The following points summarize the relationship between the supply and demand of goods and services in a market:

  • When the supply of any product increases, the price of that product will decrease, and demand will rise due to low prices.
  • If the demand for a product is too high, the supply will be short in the market. This will, in turn, increase the prices of that product. However, with exorbitant prices, the demand will fall since people will not want to pay such high prices. In turn, the price will be decreased to sell that product or service.
  • Supply and demand need to be in equilibrium. The supply of goods should be almost the same as the quantity demanded.


What is market equilibrium? 

Market equilibrium happens when the quantity of a good demanded equals the quantity supplied, leading to a stable price for the good or service. At this point, there is neither a surplus nor a shortage in the market.

How do changes in demand affect market equilibrium? 

Changes in demand can shift the demand curve. Whenever demand increases, the curve shifts to the right. This results in higher equilibrium price and quantity. On the other hand, decrease in the demand shifts the curve towards left. This leads to lower equilibrium price and quantity.

How do changes in supply affect market equilibrium? 

Changes in supply can shift the supply curve. Increase in supply shifts the curve to the right, causing a lower equilibrium price and a higher equilibrium quantity. Decrease in the supply shifts the curve towards the left, leading to a higher equilibrium price and a lower equilibrium quantity.

What is price elasticity of demand? 

Price elasticity of the demand measures responsiveness of quantity demanded of a good to a change in its price. If demand is elastic, a small price change causes a significant change in quantity demanded. If demand is inelastic, quantity demanded changes little with a price change.

What is price elasticity of supply?

It measures the responsiveness of quantity that is supplied of a good to a change in its price. If supply is elastic, a small price change results in a significant change in quantity supplied. If supply is inelastic, quantity supplied changes little with a price change.

What are substitute goods? 

Substitute goods are products that can replace each other. When the price of one good increases, the demand for its substitute tends to increase as well.

About the Author
Jaya Sharma
Assistant Manager - Content

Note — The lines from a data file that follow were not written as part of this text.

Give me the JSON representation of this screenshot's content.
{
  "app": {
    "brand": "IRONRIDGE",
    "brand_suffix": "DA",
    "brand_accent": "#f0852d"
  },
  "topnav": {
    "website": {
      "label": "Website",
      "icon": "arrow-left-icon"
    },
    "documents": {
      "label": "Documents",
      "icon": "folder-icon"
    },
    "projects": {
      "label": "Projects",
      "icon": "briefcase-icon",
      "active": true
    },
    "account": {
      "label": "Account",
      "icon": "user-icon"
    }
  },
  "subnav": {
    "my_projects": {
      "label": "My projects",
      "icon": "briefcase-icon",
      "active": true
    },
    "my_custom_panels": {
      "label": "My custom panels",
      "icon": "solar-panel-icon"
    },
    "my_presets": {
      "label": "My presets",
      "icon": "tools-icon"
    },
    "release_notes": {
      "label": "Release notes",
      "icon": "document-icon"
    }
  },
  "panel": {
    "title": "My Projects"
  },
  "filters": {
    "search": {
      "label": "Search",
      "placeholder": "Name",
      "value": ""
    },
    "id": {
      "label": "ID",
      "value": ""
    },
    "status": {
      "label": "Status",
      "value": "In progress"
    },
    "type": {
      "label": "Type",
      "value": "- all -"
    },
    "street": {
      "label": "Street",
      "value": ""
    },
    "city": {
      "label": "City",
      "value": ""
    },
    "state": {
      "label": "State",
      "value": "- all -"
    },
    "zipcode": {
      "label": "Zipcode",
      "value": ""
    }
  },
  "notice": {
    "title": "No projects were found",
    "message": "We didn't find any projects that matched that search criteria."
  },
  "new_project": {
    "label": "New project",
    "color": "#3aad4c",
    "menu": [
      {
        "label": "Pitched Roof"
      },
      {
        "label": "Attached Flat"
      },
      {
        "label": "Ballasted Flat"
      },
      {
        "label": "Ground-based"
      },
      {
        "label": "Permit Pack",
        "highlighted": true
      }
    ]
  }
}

Jaya is a writer with an experience of over 5 years in content creation and marketing. Her writing style is versatile since she likes to write as per the requirement of the domain. She has worked on Technology, Fina... Read Full Bio